Smith/Doorstop, 2018     £7.50

Baring a damaged soul

In ‘I am so in love with you I want to lie down in the middle of a major public intersection and cry’, Hera Lindsay Bird writes:

for you, I would set myself on fire in a smoke detector factory
for you, I would ride through the mall on a Segway knocking juices out of the 
hands of thirsty real estate agents

your lungs like Christmas stockings waiting for Santa to climb down the 
chimney & put cancer in
your face like the face of a dead French revolutionary in an outdated 
children’s textbook

The title is breathless. It promises cliché and excess, desperation, formal recklessness, runaway thoughts, someone who is willing to bare their damaged soul and probably laugh about it.

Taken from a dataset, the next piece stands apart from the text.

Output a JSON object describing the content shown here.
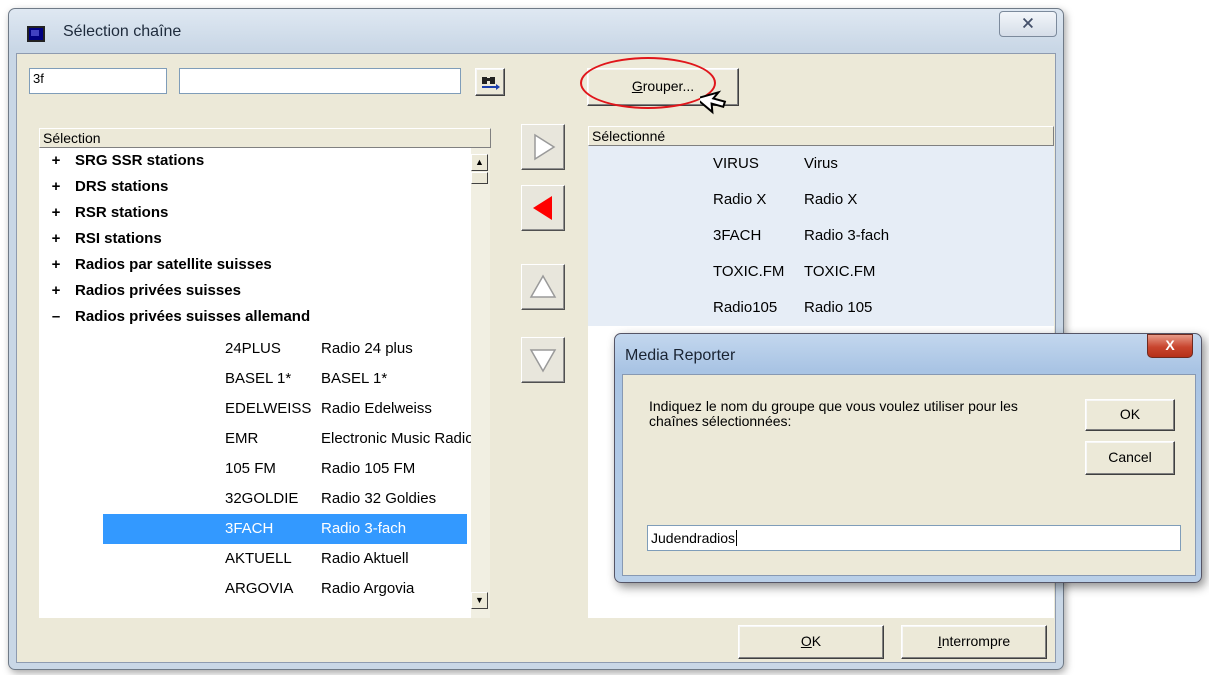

Each line — frequently running over as if it doesn't know when to stop — is a statement. The cumulative effect is infectious, exhilarating. Like the lines in a John Ashbery poem, they have the confidence of meaning, but when you try to decipher them, that meaning can be elusive. They force you to read on instinct, then work out what the hell just happened at the end.White jacket with a full colour photograph as a band in the lower half. The photo shows a girl to the left, head and shoulders, her head in her hands and a grim expression. To her right appear to be pinkish flowers. Ih the top half the book title is justified right in large lower case with the name of the poet below this in small caps.

At times I grew suspicious of so much paradoxical imagery and its resistance to interpretation. Lindsay Bird uses much hyperbole to dramatise inner experiences, turning them into a sort of circus, with confession as a spectator sport. In the early poems in the collection she manages to do this while maintaining a strong sense of authenticity, as if the words had come straight out of her mouth. ‘I am so in love with you...’ falls in the middle of the book, by which time I began to feel that she was playing to her audience.

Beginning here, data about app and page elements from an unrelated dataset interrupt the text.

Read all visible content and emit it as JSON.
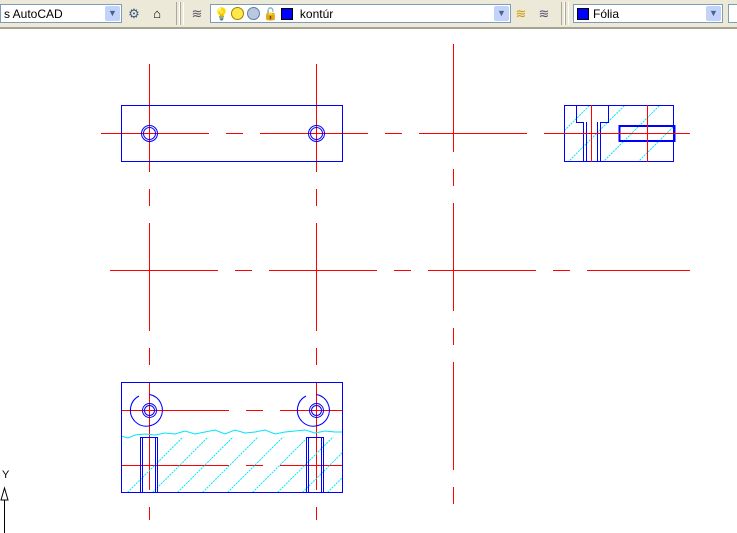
{
  "toolbar": {
    "style_combo": {
      "value": "s AutoCAD"
    },
    "layer_combo": {
      "value": "kontúr",
      "color": "#0000ff"
    },
    "color_combo": {
      "value": "Fólia",
      "color": "#0000ff"
    },
    "icons": [
      "dimension-style-icon",
      "block-icon",
      "layer-manager-icon",
      "lightbulb-icon",
      "sun-icon",
      "freeze-viewport-icon",
      "lock-icon",
      "make-current-layer-icon",
      "layer-previous-icon"
    ]
  },
  "drawing": {
    "ucs_label": "Y",
    "colors": {
      "outline": "#0000ff",
      "center": "#ff0000",
      "hatch": "#00ffff"
    }
  }
}
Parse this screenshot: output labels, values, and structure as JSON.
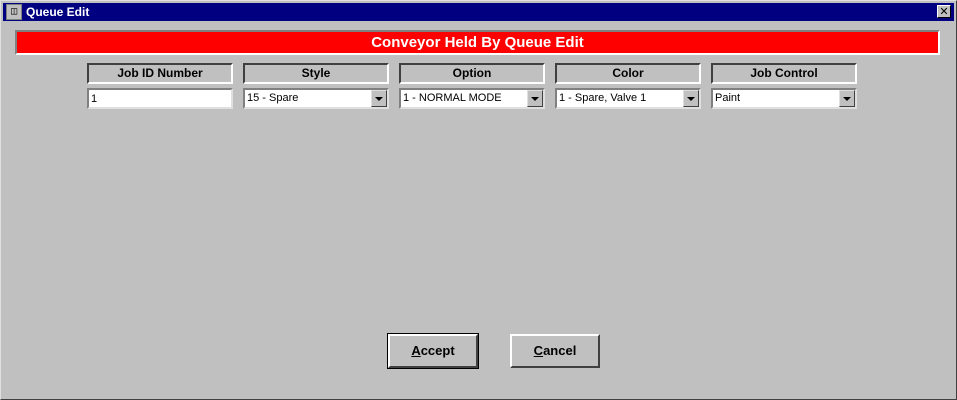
{
  "window": {
    "title": "Queue Edit",
    "icon": "app-icon",
    "close_glyph": "✕"
  },
  "banner": {
    "text": "Conveyor Held By Queue Edit",
    "color": "#ff0000"
  },
  "columns": [
    {
      "header": "Job ID Number",
      "value": "1",
      "type": "text"
    },
    {
      "header": "Style",
      "value": "15 - Spare",
      "type": "select"
    },
    {
      "header": "Option",
      "value": "1 - NORMAL MODE",
      "type": "select"
    },
    {
      "header": "Color",
      "value": "1 - Spare, Valve 1",
      "type": "select"
    },
    {
      "header": "Job Control",
      "value": "Paint",
      "type": "select"
    }
  ],
  "buttons": {
    "accept": {
      "mnemonic": "A",
      "rest": "ccept"
    },
    "cancel": {
      "mnemonic": "C",
      "rest": "ancel"
    }
  },
  "colors": {
    "titlebar": "#000080",
    "face": "#c0c0c0"
  }
}
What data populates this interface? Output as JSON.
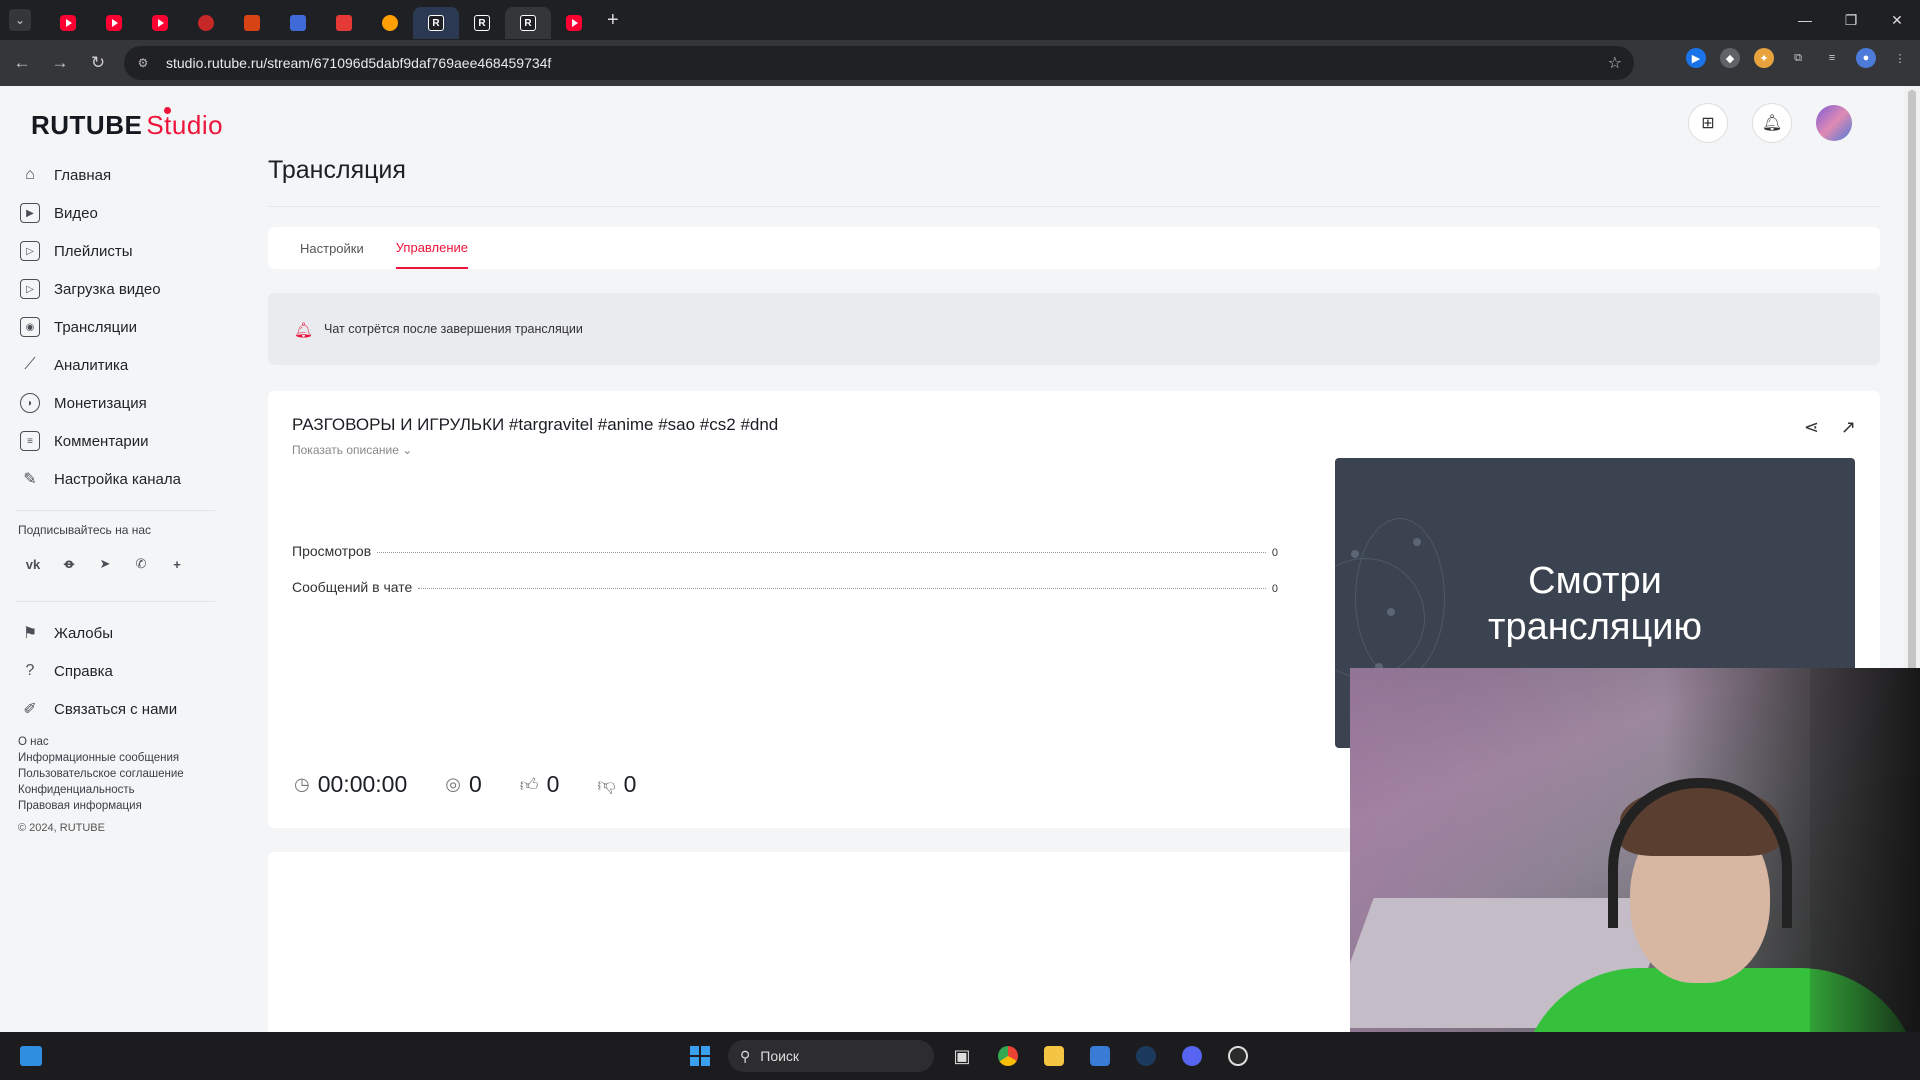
{
  "browser": {
    "url": "studio.rutube.ru/stream/671096d5dabf9daf769aee468459734f",
    "tabs": [
      {
        "favicon": "youtube-icon"
      },
      {
        "favicon": "youtube-icon"
      },
      {
        "favicon": "youtube-icon"
      },
      {
        "favicon": "red-globe-icon"
      },
      {
        "favicon": "cube-icon"
      },
      {
        "favicon": "blue-app-icon"
      },
      {
        "favicon": "ops-icon"
      },
      {
        "favicon": "fire-icon"
      },
      {
        "favicon": "rutube-icon",
        "label": "R"
      },
      {
        "favicon": "rutube-icon",
        "label": "R"
      },
      {
        "favicon": "rutube-icon",
        "label": "R",
        "active": true
      },
      {
        "favicon": "youtube-icon"
      }
    ]
  },
  "header": {
    "logo_main": "RUTUBE",
    "logo_studio": "Studio"
  },
  "sidebar": {
    "items": [
      {
        "label": "Главная",
        "icon": "home-icon"
      },
      {
        "label": "Видео",
        "icon": "video-icon"
      },
      {
        "label": "Плейлисты",
        "icon": "playlist-icon"
      },
      {
        "label": "Загрузка видео",
        "icon": "upload-icon"
      },
      {
        "label": "Трансляции",
        "icon": "broadcast-icon"
      },
      {
        "label": "Аналитика",
        "icon": "analytics-icon"
      },
      {
        "label": "Монетизация",
        "icon": "monetization-icon"
      },
      {
        "label": "Комментарии",
        "icon": "comments-icon"
      },
      {
        "label": "Настройка канала",
        "icon": "wand-icon"
      }
    ],
    "follow_label": "Подписывайтесь на нас",
    "socials": [
      "vk-icon",
      "ok-icon",
      "telegram-icon",
      "viber-icon",
      "plus-icon"
    ],
    "secondary": [
      {
        "label": "Жалобы",
        "icon": "flag-icon"
      },
      {
        "label": "Справка",
        "icon": "help-icon"
      },
      {
        "label": "Связаться с нами",
        "icon": "pen-icon"
      }
    ],
    "footer_links": [
      "О нас",
      "Информационные сообщения",
      "Пользовательское соглашение",
      "Конфиденциальность",
      "Правовая информация"
    ],
    "copyright": "© 2024, RUTUBE"
  },
  "main": {
    "page_title": "Трансляция",
    "tabs": [
      {
        "label": "Настройки",
        "active": false
      },
      {
        "label": "Управление",
        "active": true
      }
    ],
    "notice": "Чат сотрётся после завершения трансляции",
    "stream": {
      "title": "РАЗГОВОРЫ И ИГРУЛЬКИ #targravitel #anime #sao #cs2 #dnd",
      "show_description": "Показать описание",
      "stats": [
        {
          "label": "Просмотров",
          "value": "0"
        },
        {
          "label": "Сообщений в чате",
          "value": "0"
        }
      ],
      "duration": "00:00:00",
      "viewers": "0",
      "likes": "0",
      "dislikes": "0",
      "preview_text_line1": "Смотри",
      "preview_text_line2": "трансляцию"
    }
  },
  "taskbar": {
    "search_placeholder": "Поиск"
  },
  "colors": {
    "accent": "#ed143b",
    "sidebar_text": "#1f2329",
    "preview_bg": "#3b4350",
    "webcam_shirt": "#36c13c"
  }
}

But the poetry has charmed me, so I’ve decided it’s all in the name of allegory, in the sense that Walter Benjamin once described. These are poems that attempt to portray a volatile, conflicted state of mind. The over-dramatisation, the resistant imagery, the self-contradiction signify (in a sort of homage to teenage angst) how incomplete any attempt at representing such an unstable landscape will be.

Robin Vaughan-Williams